In a parallel universe where the latest US jobs report showed the world’s largest economy added a million or more positions last month, the market narrative this week would probably revolve around the notion that inflation and retail sales data has the potential to instill a sense of urgency in the Fed.
Instead, market participants have leeway to contextualize this week’s top-tier US data by reference to disappointing payrolls, which is arguably a good thing, to the extent any upside surprises might have otherwise compelled traders to reprice the Fed (i.e., bring forward the first rate hike and recalibrate expectations for taper timing).
Of course, I’m looking at things through the lens of equities and risk assets in general, which, as Deutsche Bank’s Aleksandar Kocic put it in his latest, “are likely to be displeased with higher rates.”
We all know stocks are stretched on most traditional valuation metrics. Credit is similarly priced to perfection. For example, IG spreads compressed to 87bps Friday, the lowest in three years (figure below).
Inflows have been robust. Lipper’s data showed another $3.85 billion found its way into IG credit funds in the latest weekly reporting period. Notably, IG is looking to bounce back. April’s returns were solid, a welcome reprieve after a rough Q1, when blue-chip US credit was swept up in the bond mini-tantrum along with other duration-sensitive assets.
And that gets us right back to the data. You could argue that US rates should be less sensitive to CPI and retail sales this week in the wake of the jobs miss. April’s NFP “shocker” will likely serve as a convenient prop for any and all “we still have a long way to go” narratives emanating from policymakers.

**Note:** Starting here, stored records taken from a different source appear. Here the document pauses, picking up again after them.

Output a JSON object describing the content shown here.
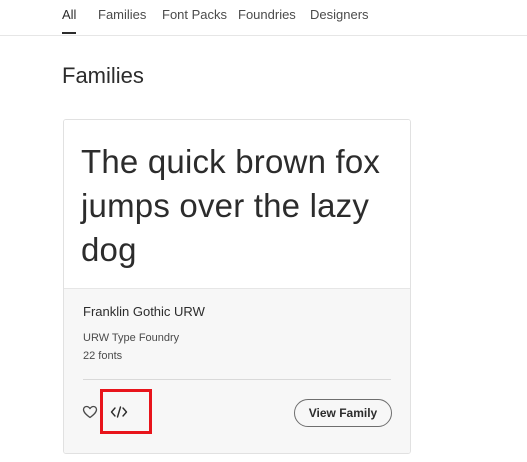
{
  "tabs": [
    {
      "label": "All",
      "active": true
    },
    {
      "label": "Families",
      "active": false
    },
    {
      "label": "Font Packs",
      "active": false
    },
    {
      "label": "Foundries",
      "active": false
    },
    {
      "label": "Designers",
      "active": false
    }
  ],
  "section": {
    "title": "Families"
  },
  "card": {
    "preview_text": "The quick brown fox jumps over the lazy dog",
    "family_name": "Franklin Gothic URW",
    "foundry": "URW Type Foundry",
    "font_count": "22 fonts",
    "view_family_label": "View Family",
    "icons": {
      "favorite": "heart-icon",
      "embed": "code-icon"
    },
    "highlight_color": "#e8141b"
  }
}
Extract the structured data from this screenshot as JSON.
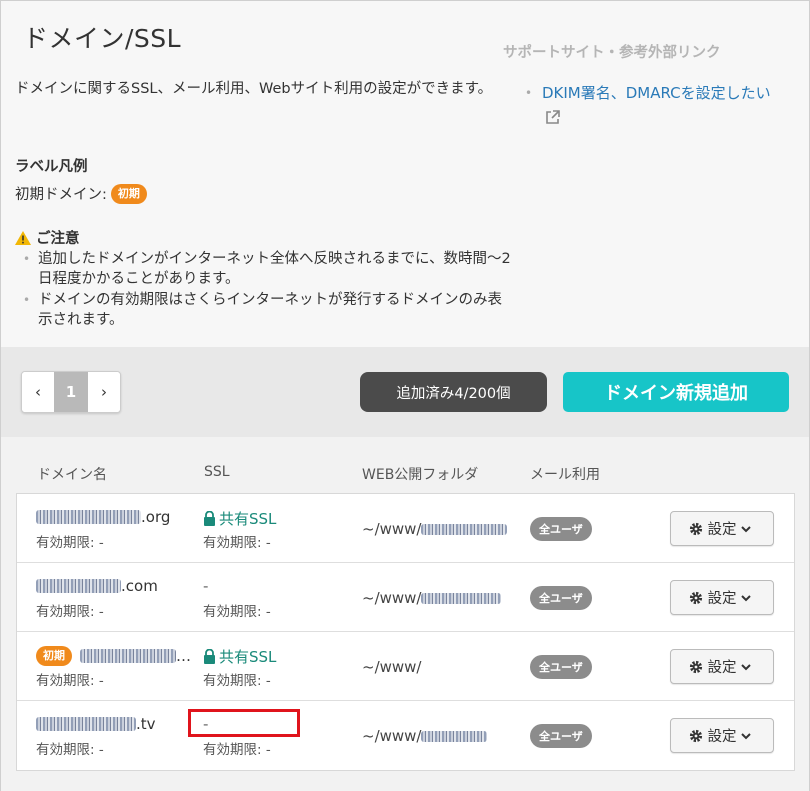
{
  "page": {
    "title": "ドメイン/SSL",
    "description": "ドメインに関するSSL、メール利用、Webサイト利用の設定ができます。",
    "legend_title": "ラベル凡例",
    "legend_label": "初期ドメイン:",
    "legend_badge": "初期",
    "notice_title": "ご注意",
    "notices": [
      "追加したドメインがインターネット全体へ反映されるまでに、数時間〜2日程度かかることがあります。",
      "ドメインの有効期限はさくらインターネットが発行するドメインのみ表示されます。"
    ]
  },
  "support": {
    "title": "サポートサイト・参考外部リンク",
    "link": "DKIM署名、DMARCを設定したい"
  },
  "toolbar": {
    "prev": "‹",
    "page": "1",
    "next": "›",
    "count": "追加済み4/200個",
    "add_label": "ドメイン新規追加"
  },
  "table": {
    "headers": [
      "ドメイン名",
      "SSL",
      "WEB公開フォルダ",
      "メール利用"
    ],
    "rows": [
      {
        "domain_suffix": ".org",
        "initial": false,
        "expire": "有効期限: -",
        "ssl": "共有SSL",
        "ssl_expire": "有効期限: -",
        "web": "~/www/",
        "mail": "全ユーザ",
        "settings": "設定"
      },
      {
        "domain_suffix": ".com",
        "initial": false,
        "expire": "有効期限: -",
        "ssl": "-",
        "ssl_expire": "有効期限: -",
        "web": "~/www/",
        "mail": "全ユーザ",
        "settings": "設定"
      },
      {
        "domain_suffix": "…",
        "initial": true,
        "badge": "初期",
        "expire": "有効期限: -",
        "ssl": "共有SSL",
        "ssl_expire": "有効期限: -",
        "web": "~/www/",
        "mail": "全ユーザ",
        "settings": "設定"
      },
      {
        "domain_suffix": ".tv",
        "initial": false,
        "expire": "有効期限: -",
        "ssl": "-",
        "ssl_expire": "有効期限: -",
        "web": "~/www/",
        "mail": "全ユーザ",
        "settings": "設定"
      }
    ]
  },
  "colors": {
    "accent": "#17c5c8",
    "badge_initial": "#f08a1c",
    "ssl_text": "#1a8a7a",
    "link": "#2a7ab8",
    "highlight": "#e0141c"
  }
}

“Concerns about inflationary pressures pushing the Fed’s hand sooner than anticipated should abate in light of the latest labor market data indicating significantly less progress toward pre-pandemic trends,” Bloomberg Economics said. Throw in the base effects disclaimer and you’re left with a solid rationale for ignoring the inflation prints.
“While we continue to expect higher yields, the repricing may take a little longer to achieve, with individual data surprises less informative when the wide range of forecasts is taken into account,” Goldman’s Praveen Korapaty remarked.
“Diminished sensitivity in a period with the high level of forecast dispersion/uncertainty likely means it will take an accumulation of positive surprises for data to push yields materially higher,” Korapaty went on to say, following payrolls.
Retail sales may be harder to look past, but a deceleration from March’s stimulus-fueled shopping spree is guaranteed, so even a beat will look tame by comparison. Obviously, a huge upside surprise could perhaps move the needle, but, again, references to the jobs report will be pervasive.
Just in case the “patience” message needs to be reinforced, a bevy of Fed speakers are on deck, including Willians, Brainard, Daly, Harker, Clarida, Waller, Bullard and Kaplan.
“The one certainty in the week ahead is that the Treasury Department will be providing ample supply in the form of the May refunding auctions,” BMO’s Ian Lyngen said. “Perhaps the upcoming issuance has tempered the extent to which investors can rationalize lower yields for the time being,” he added. “Not a concession in the traditional sense, but nonetheless a background factor if nothing else.”
“[The jobs] report should push out the timing of the Fed exit, at the margin [and] we maintain our 5s30s steepener trade,” TD wrote. “The market had been anxious about QE tapering coming earlier due to strong data [but] this report should allay some concerns.”
Arguably, that’s all that matters for equities as long as the data doesn’t roll over in earnest.